The bill has infuriated Russian officials, and they speak about it often and with vehemence. “We really don’t want the U.S. Congress to adopt this bill, which has the potential to deteriorate U.S.-Russia relations for years, or even for decades, to come,” Malkin said at a news conference last Wednesday.
But the day before found him at the Open World office at the Library of Congress, posing for a friendly photo with James H. Billington, the librarian of Congress, and discussing his commitment of more than $1 million to the U.S. government-run Open World program. Malkin’s money helps send prospective leaders from his constituency on exchanges to the United States to learn about good governance, rule of law and other highlights of democracy.
While Malkin and three colleagues from the upper house of parliament were in the United States, Russia’s lower house was adopting a law requiring non-governmental organizations that accept foreign money and engage in election monitoring, human rights advocacy and corruption fighting to declare themselves as foreign agents.
Russian activists say the foreign agent law, which the upper house, the Federation Council, is expected to rubber-stamp this week, was pushed along in retaliation for the Magnitsky bill.
Such are the challenges of the reset, a course President Obama set upon while taking office to transform deteriorated relations by finding areas of common interest. On those grounds, the administration declares it a success, with agreement on the New START nuclear weapons treaty, Russian membership in the World Trade Organization, cooperation on Iran and permission to supply Afghanistan through Russian territory.
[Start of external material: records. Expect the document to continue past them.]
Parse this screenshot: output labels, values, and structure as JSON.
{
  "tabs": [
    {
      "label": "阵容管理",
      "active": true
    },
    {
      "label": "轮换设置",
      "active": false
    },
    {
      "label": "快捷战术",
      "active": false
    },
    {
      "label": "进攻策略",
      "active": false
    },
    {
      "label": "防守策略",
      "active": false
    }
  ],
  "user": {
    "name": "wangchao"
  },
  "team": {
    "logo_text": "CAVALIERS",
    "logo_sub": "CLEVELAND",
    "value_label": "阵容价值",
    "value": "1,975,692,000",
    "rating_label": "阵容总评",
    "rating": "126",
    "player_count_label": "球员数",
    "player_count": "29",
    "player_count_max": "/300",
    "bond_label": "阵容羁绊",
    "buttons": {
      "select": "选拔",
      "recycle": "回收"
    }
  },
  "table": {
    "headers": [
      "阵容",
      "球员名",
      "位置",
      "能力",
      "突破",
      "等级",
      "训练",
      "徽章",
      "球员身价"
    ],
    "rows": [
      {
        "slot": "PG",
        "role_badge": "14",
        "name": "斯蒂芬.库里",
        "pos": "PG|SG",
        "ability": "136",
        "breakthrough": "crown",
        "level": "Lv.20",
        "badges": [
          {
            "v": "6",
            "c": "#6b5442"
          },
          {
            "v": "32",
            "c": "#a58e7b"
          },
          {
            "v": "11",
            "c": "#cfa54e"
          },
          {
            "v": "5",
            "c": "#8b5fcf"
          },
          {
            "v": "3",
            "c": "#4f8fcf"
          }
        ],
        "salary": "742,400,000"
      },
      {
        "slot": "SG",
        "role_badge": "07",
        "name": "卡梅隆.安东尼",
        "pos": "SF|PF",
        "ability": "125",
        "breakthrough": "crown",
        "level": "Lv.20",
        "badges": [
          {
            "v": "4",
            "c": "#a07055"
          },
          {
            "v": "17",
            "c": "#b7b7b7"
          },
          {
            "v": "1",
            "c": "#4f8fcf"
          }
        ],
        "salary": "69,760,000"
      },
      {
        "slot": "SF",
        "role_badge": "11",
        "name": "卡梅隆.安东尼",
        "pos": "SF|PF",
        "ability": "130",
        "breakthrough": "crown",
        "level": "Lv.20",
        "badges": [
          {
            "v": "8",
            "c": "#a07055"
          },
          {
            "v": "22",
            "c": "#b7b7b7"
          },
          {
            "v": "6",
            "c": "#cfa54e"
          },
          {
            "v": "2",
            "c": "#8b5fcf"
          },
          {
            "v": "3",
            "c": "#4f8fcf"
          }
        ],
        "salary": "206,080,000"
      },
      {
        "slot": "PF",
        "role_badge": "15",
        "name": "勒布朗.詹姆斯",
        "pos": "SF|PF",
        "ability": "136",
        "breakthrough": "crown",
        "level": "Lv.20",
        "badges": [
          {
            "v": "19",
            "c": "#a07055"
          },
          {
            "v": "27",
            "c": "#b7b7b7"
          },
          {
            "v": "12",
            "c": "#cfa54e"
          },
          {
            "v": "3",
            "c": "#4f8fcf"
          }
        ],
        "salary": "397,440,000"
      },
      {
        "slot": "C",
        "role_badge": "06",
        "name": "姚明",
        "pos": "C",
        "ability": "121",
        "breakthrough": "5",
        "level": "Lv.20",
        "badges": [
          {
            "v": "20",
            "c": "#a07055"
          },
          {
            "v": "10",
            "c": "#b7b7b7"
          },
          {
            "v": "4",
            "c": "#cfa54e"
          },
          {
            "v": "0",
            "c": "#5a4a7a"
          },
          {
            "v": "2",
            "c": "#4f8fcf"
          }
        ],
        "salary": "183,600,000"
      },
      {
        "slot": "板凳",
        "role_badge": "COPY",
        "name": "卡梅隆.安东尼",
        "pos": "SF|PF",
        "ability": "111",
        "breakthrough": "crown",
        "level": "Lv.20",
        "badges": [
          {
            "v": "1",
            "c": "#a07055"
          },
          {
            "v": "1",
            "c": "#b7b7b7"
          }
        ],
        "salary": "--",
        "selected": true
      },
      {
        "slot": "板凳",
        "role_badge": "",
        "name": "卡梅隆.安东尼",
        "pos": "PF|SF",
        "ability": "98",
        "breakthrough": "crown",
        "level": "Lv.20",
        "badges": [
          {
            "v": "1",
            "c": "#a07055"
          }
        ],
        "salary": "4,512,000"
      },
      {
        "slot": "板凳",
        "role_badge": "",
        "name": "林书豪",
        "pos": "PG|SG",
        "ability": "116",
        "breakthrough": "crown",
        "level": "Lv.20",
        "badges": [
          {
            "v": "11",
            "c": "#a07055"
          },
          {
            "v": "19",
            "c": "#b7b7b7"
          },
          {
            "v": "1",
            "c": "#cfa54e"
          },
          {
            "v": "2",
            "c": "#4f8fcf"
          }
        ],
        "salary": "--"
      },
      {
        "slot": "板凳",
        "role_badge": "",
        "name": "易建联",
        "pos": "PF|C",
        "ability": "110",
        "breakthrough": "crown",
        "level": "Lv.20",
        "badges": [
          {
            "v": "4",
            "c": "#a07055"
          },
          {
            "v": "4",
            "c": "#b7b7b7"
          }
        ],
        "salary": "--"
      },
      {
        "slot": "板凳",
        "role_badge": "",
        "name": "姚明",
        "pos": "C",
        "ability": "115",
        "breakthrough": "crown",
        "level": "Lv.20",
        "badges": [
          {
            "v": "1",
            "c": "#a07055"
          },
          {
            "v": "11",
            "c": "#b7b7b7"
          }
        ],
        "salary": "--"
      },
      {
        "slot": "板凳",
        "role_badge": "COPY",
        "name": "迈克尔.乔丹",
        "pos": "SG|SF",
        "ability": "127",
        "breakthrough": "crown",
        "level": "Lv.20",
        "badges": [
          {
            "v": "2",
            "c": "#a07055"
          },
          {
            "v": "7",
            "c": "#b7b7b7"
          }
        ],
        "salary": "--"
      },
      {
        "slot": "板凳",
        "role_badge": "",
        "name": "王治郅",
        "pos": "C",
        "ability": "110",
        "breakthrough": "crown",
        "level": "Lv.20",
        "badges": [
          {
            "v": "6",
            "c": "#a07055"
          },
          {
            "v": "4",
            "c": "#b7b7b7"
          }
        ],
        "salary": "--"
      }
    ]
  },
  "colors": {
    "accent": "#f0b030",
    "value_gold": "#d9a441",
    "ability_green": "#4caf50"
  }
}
Now comes the retrenchment, with Russia blocking U.S. initiatives to resolve the conflict in Syria, threatening retaliation if the West proceeds with a missile defense system in Europe and cracking down on democracy-building organizations that receive U.S. funds.
Between lobbying Congress and meeting with administration officials, Malkin was off to Chicago, where he promoted the opening of a Russian consulate and met with political, financial and cultural figures.
In Washington, his delegation was trying to convince American leaders that they were wrong about Sergei Magnitsky, a Russian who was working for an American law firm in Moscow when he uncovered a $230 million tax fraud. When Magnitsky accused Russian police and tax officials of the crime, they arrested him. After nearly a year in pretrial detention, he died in prison at 37.
Russia’s presidential human rights commission has rejected official explanations that Magnitsky died of natural causes and suggested that he may have been tortured. U.S. and European officials have asserted that Russia has covered up the facts and have been considering sanctions, with U.S. legislators naming a bill in Magnitsky’s honor. Russia’s leadership regards the bill as an insulting interference in its domestic affairs.